Alternatively, a trader could borrow oil reserves to sell in the spot market to capture the arbitrage profits. If all market participants are rational, however, the financing rate for borrowing oil reserves should be virtually equal to the arbitrage profits that could be captured. The owner of the reserves could easily capture the arbitrage profits for themselves absent structural constraints such as access to markets, legal prohibition, or trading expertise. If the owner of reserves is a rational and informed market participant, it should be able to extract virtually all of the arbitrage profits if it chooses to lend the oil.

Ultimately, the ability to force short term convergence to intrinsic value is dependent on the ability short in the spot market with no supply limitations. Given the likely limited supply of reserve oil or slack production, the ability of the arbitrage trader to capture risk free profits may be limited. Therefore, spot oil could trade rich to futures persistently prior to futures contract expiration, but this is not consistent with an argument that speculators drive up gas prices as they would transact in the futures market.

FourOhh said...

Drill here. Drill now. Pay less.

According to RAND, the US oil shale contains resources three times larger than the reserves in Saudi Arabia.

Supply and demand say "hello."

Despite efforts to open the oil shale for production (and overwhelming support in states like Utah), Congress fails to act.

FourOhh said...

Cuba and China are pumping oil 60 miles off the coast of Florida, but democrats won't allow us to do the same. Florida is a moratorium state.

Excellent policy.

57% of Americans want us to drill oil here, and do it now. 42% are opposed. Congress! Wake up!
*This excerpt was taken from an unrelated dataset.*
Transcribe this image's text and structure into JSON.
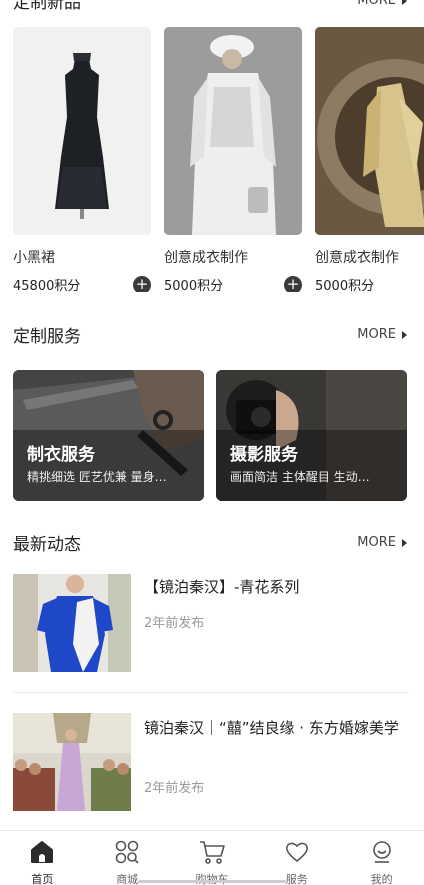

RBOB Gasoline futures were 147.80 in Feb 2006. Jun 2008 contracts are selling for 339.40.

Thanks Pelosi.